(Materials provided begins)
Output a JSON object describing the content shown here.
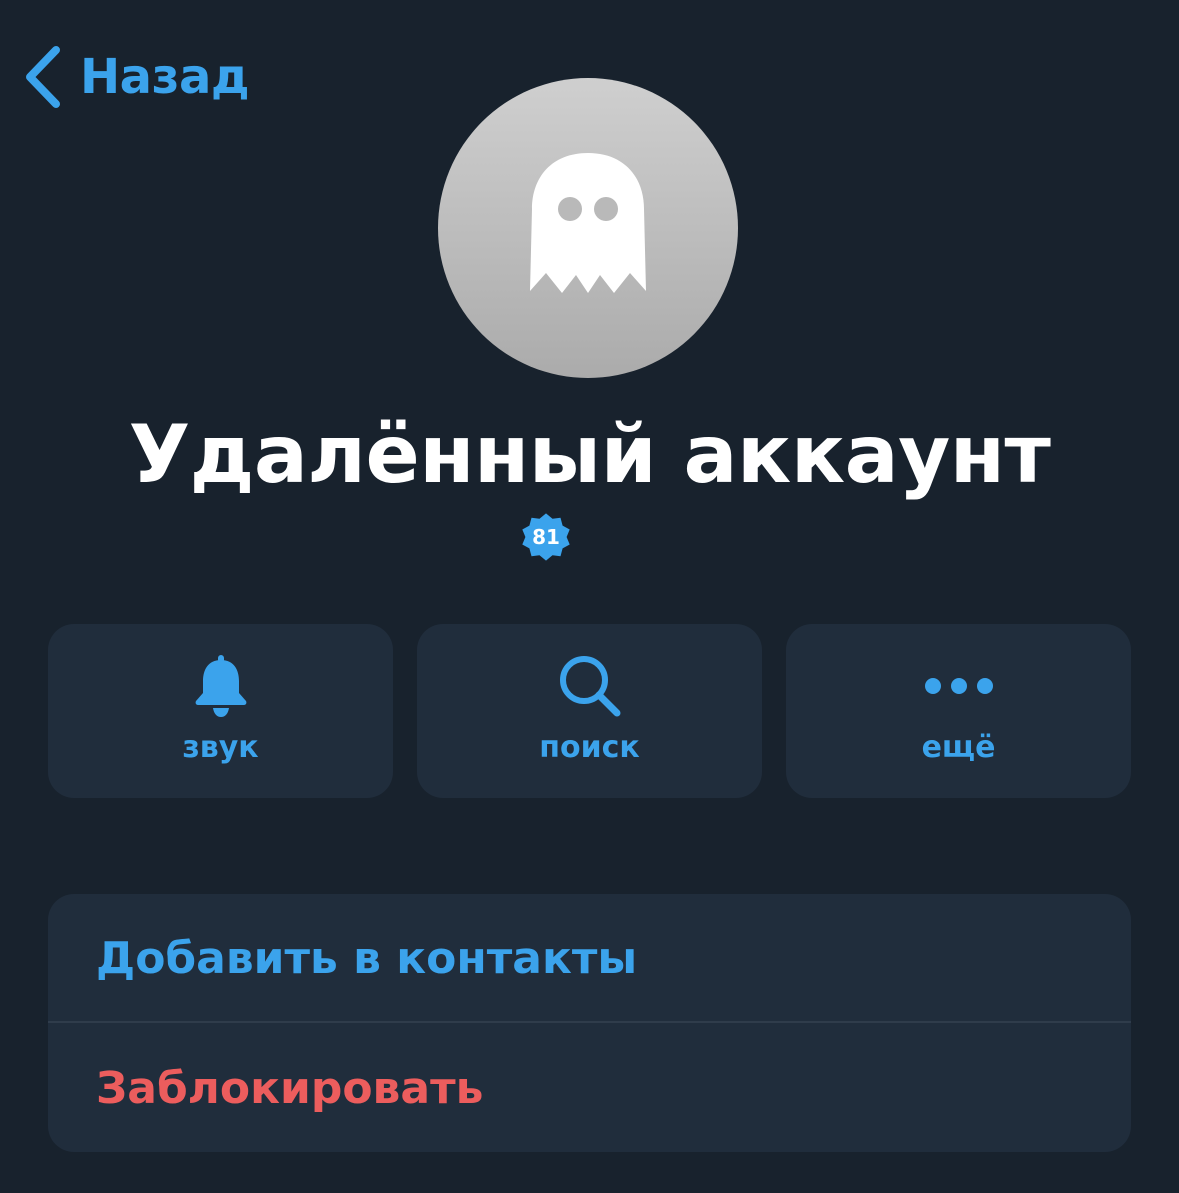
{
  "nav": {
    "back_label": "Назад",
    "back_icon": "chevron-left-icon"
  },
  "profile": {
    "avatar_icon": "ghost-icon",
    "name": "Удалённый аккаунт",
    "badge_value": "81",
    "badge_icon": "verified-badge-icon"
  },
  "actions": [
    {
      "label": "звук",
      "icon": "bell-icon"
    },
    {
      "label": "поиск",
      "icon": "search-icon"
    },
    {
      "label": "ещё",
      "icon": "more-dots-icon"
    }
  ],
  "list": {
    "add_contact_label": "Добавить в контакты",
    "block_label": "Заблокировать"
  },
  "colors": {
    "background": "#18222d",
    "card": "#202d3c",
    "accent": "#3ba3ec",
    "destructive": "#ec5d5d",
    "text": "#ffffff"
  }
}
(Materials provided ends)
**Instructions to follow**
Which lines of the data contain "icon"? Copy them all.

**Task answer**
    "back_icon": "chevron-left-icon"
    "avatar_icon": "ghost-icon",
    "badge_icon": "verified-badge-icon"
      "icon": "bell-icon"
      "icon": "search-icon"
      "icon": "more-dots-icon"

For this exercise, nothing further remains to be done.